I find that sparkling wines generally are more thirst quenching in the heat than still wines. You don't have to sip Champagne poolside unless you've won the lottery or you have a government contract to promote Canada in Quebec. There are several sparklers in the budget range that will do the job. Currently, I like Seaview Brut from Australia ($11.45) and the drier Segura Viudas Brut ($12.60) and Codorníu Brut Clásico ($10.95) from Spain and Bottega Vino dei Poeti Prosecco from Veneto ($14.20).
Aesthetically, there is nothing more attractive or inviting than to see a glass of dry rosé on the table with a plate of cold cuts. Ontario's Cave Spring does a good job with their rosé tart red currant and cranberry flavours at $11.65. Jean Jean Arabesque Syrah Rosé from the Midi is worth considering, too, if you have to serve the neighbourhood at your pool party ($9.50). Both of these pink wines are resolutely dry, but a touch of residual sugar in a rosé is a good thing if your barbecue marinade is hot and spicy. For three-alarm chicken drumsticks or garlicky spareribs, I would choose a much-denigrated wine Blush, a.k.a. White Zindandel. The best one on the market is Beringer White Zinfandel ($10.95), which has a flavour of sweet strawberries and watermelon.
Finally, to red wines. To beat the heat, go for light- to medium-bodied reds, preferably made without recourse to oak. You want fresh and fruity flavours and that points to wines made by carbonic maceration, the technique they use in the production of Beaujolais. Instead of crushing the grapes and allowing the split berries to macerate in their own juice during fermentation, whole clusters are dumped into a stainless steel vat. They weight of the top bunches pressing on those below crushes the bottom grapes, which begin to ferment. The carbon dioxide gas given off is trapped in the vat and, since the fermentation has nowhere to go, it gets inside each of the uncrushed berries. A week or so later the grapes are pressed and you get a wine that is very low in tannin.

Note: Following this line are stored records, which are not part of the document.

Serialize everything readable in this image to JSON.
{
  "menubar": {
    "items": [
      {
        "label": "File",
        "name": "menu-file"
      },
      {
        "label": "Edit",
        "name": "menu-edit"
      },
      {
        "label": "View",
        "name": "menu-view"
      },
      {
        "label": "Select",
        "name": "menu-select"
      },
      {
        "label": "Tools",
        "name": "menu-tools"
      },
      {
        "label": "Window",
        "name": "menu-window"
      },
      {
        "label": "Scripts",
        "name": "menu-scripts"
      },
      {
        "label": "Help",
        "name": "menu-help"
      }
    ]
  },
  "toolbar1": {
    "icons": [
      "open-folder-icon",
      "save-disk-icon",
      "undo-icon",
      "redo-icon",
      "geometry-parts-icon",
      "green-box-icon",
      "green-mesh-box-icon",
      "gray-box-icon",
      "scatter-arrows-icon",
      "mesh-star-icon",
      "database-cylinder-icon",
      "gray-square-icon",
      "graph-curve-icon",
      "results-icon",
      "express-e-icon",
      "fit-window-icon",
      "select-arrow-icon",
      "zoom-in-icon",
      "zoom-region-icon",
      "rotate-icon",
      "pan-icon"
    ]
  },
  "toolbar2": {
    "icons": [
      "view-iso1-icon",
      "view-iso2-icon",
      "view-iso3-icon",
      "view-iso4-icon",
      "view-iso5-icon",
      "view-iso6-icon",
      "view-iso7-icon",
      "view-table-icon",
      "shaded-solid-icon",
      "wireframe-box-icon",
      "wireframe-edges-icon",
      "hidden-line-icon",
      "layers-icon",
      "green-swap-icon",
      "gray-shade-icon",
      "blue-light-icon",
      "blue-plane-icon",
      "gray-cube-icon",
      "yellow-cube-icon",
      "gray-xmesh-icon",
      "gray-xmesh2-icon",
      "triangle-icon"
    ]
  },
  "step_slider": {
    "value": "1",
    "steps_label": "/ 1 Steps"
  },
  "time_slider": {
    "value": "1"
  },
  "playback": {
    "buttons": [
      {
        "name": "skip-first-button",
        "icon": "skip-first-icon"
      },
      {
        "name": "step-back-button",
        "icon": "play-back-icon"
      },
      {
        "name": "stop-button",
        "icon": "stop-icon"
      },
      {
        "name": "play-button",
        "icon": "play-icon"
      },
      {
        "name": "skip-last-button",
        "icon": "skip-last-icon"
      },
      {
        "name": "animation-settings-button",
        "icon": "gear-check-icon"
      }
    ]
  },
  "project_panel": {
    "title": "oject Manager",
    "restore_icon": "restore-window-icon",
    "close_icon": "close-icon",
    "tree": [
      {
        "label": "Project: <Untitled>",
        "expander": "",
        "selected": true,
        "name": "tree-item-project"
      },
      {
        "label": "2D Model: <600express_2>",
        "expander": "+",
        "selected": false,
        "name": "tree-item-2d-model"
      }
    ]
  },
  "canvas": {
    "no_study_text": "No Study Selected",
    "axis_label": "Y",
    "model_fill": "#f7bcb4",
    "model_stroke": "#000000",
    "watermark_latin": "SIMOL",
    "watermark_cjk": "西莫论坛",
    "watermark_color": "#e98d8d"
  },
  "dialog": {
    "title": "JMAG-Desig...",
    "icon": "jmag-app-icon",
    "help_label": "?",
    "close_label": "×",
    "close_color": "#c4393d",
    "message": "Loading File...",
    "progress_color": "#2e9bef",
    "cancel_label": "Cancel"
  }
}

A wine that you can drink, in fact, after a few weeks and that, gentle reader, is how Beaujolais Nouveau is made. In fact, virtually all Beaujolais is made this way which makes it an ideal summer wine when you chill it.